Cooper is, quite proudly, regarded as one of the best-dressed players on the UW roster, a credit to his dad’s influence. The twins — Deontrae is a senior wide receiver at Colorado State-Pueblo — also got their work ethic from their dad, who set up car-tire obstacle courses in their Perris, Calif., yard for his teenage sons to train on.
“He was big on his style,” Cooper said. “I think what was most important was just the vision he had for me and my brother and what he wanted to see us do. And the fact that he won’t be here to see it, it makes me want to make sure it still gets done.”
The story of Cooper’s perseverance at UW has been well chronicled, and rightfully so. One of the most respected players in the locker room, he is entering his sixth season with the Huskies — his third in a row on the field after his first three seasons were undone by three torn ACL in his knees.
Last year, in UW’s crowded backfield, Cooper played in all 14 games and made the first two starts of his career; he finished the season with 63 carries for 285 yards, plus one touchdown reception.
At 23, Cooper has already earned two undergraduate degrees and is working on his master’s in UW’s Intercollegiate Athletics Leadership Program. His goal is to one day be a college athletic director.
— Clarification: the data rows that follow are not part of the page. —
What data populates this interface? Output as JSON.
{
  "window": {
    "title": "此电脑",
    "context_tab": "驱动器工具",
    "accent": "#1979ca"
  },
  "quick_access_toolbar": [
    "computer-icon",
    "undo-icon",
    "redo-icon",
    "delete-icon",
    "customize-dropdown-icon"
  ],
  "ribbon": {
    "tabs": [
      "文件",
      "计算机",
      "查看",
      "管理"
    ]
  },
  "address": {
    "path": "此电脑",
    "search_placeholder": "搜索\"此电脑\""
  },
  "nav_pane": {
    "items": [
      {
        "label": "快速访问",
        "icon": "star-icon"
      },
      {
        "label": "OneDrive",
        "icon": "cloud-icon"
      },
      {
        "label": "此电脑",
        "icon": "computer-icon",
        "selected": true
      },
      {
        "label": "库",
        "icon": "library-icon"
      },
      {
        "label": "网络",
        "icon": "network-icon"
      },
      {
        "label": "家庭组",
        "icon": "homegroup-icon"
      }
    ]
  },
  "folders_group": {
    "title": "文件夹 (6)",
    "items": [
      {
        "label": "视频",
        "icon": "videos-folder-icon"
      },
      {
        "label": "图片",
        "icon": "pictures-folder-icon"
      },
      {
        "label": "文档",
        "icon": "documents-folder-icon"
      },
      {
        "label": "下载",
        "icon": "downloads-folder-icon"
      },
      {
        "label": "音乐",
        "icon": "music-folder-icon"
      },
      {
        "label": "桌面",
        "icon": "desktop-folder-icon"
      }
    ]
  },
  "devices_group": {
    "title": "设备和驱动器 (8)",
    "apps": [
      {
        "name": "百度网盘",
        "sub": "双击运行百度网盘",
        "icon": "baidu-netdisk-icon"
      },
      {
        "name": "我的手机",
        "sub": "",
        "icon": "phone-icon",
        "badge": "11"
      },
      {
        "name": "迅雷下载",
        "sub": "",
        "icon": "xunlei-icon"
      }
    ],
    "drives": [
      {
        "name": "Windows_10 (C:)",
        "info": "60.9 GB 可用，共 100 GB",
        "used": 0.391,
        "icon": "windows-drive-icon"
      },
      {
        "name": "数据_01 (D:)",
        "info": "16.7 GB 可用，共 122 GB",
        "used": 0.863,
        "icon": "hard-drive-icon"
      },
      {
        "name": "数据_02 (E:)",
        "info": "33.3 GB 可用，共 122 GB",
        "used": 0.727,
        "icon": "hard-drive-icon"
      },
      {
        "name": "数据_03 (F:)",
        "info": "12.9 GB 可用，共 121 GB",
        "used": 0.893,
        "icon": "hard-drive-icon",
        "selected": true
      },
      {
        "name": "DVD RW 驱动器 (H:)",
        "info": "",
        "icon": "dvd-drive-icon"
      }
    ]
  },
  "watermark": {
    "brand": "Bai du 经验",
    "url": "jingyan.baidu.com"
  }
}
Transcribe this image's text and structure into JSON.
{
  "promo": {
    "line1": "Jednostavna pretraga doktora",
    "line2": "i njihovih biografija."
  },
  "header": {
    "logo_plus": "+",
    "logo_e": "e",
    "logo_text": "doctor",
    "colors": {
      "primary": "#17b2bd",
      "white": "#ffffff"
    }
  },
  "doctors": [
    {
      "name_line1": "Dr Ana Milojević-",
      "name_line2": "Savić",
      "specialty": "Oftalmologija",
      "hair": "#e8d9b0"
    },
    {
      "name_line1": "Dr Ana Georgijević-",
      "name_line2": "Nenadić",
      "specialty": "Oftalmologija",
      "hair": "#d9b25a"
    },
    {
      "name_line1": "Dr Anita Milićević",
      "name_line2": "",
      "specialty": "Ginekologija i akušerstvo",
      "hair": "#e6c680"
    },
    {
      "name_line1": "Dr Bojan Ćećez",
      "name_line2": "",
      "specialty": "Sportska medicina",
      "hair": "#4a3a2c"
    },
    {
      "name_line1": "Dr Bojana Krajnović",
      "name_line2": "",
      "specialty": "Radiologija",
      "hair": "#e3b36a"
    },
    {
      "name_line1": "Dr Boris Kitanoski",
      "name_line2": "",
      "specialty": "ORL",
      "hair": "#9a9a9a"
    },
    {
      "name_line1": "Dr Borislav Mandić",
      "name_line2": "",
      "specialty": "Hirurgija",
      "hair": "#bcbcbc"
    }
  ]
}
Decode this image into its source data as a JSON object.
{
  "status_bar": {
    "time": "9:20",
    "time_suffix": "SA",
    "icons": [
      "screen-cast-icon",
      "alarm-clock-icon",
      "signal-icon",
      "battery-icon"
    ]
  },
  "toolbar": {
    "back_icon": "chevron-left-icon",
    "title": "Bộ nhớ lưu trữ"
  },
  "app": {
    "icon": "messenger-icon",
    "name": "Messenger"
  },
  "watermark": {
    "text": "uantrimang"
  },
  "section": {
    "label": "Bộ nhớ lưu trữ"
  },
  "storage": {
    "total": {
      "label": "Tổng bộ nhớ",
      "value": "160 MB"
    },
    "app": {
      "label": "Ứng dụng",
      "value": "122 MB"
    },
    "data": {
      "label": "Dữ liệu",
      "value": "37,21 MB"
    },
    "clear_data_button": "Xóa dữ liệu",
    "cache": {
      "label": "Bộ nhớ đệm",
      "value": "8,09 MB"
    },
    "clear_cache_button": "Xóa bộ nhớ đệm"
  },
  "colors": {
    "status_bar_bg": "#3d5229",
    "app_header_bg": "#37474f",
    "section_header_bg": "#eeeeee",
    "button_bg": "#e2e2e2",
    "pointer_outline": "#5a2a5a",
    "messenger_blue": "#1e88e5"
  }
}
But first, he wants to give everything he has to achieve he dream of playing in the NFL.
“I just feel confident,” he said. “I don’t want to get too confident, but it’s time to take that next step and tear the roof off. I’m just so anxious and excited about this opportunity.”
Miles played through pain
As UW’s starting quarterback last fall, Cyler Miles quietly played through a chronic hip injury, UW coach Chris Petersen revealed Thursday. The injury ultimately forced Miles to retire from the sport with two season of eligibility remaining.
“Cyler’s a tough kid. He really is,” Petersen said. “He never missed a practice or anything, but it was bothering him, and it got worse after the season. It continually got worse. In fact, we had to take him out of his training. … It was just too much and it wasn’t healing. Then when we really looked at it, it was going to maybe never heal the way it needed to, for him to get back to where he want to be.”
Miles had surgery on his hip after his senior season of high school, but the injury never came up when he took over as the Huskies’ starter last season. Since UW announced his retirement in June, Miles has not returned messages seeking comment.
CB recruit commits to UW
Kentrell Love, a cornerback recruit from Centennial High School in Corona, Calif., made a verbal commitment to the Huskies on Thursday.
Love, listed at 6-feet-2, 175 pounds, is rated a three-star recruit from Scout, Rivals and 247sports.
Later on Thursday, the Huskies have picked up their second commitment, this from center Nick Harris from JSerra Catholic High in San Juan Capistrano (Calif.).
Harris, listed at 6-feet-1, 275 pounds, is rated a two-star recruit by Scout. At JSerra, Harris is teammates with four-star lineman Luke Wattenberg, who committed to UW in April.
A ‘positive’ step toward DIRECTV deal
The $49 billion domino has fallen. Now the Pac-12 hopes its broadcasting network can finally find its way into more homes.
Since the Pac-12 launched its own network in 2012, the conference and DIRECTV have been at an impasse over the distribution of the Pac-12 Networks, a point of frustration for fans who subscribe to the otherwise sports-heavy DIRECTV programming.
Last week, the Federal Communications Commission approved AT&T’s $49 billion purchase of DIRECTV, a deal that Pac-12 commissioner Larry Scott is optimistic will rekindle “positive” negotiations to get Pac-12 Networks on DIRECTV.
“We are delighted that our good partner AT&T successfully acquired DIRECTV,” Scott said Thursday. “We’ve been looking forward to this because we have an excellent relationship with AT&T. … I’m confident we’ll be a priority, and there will be discussions that take place hopefully very soon.”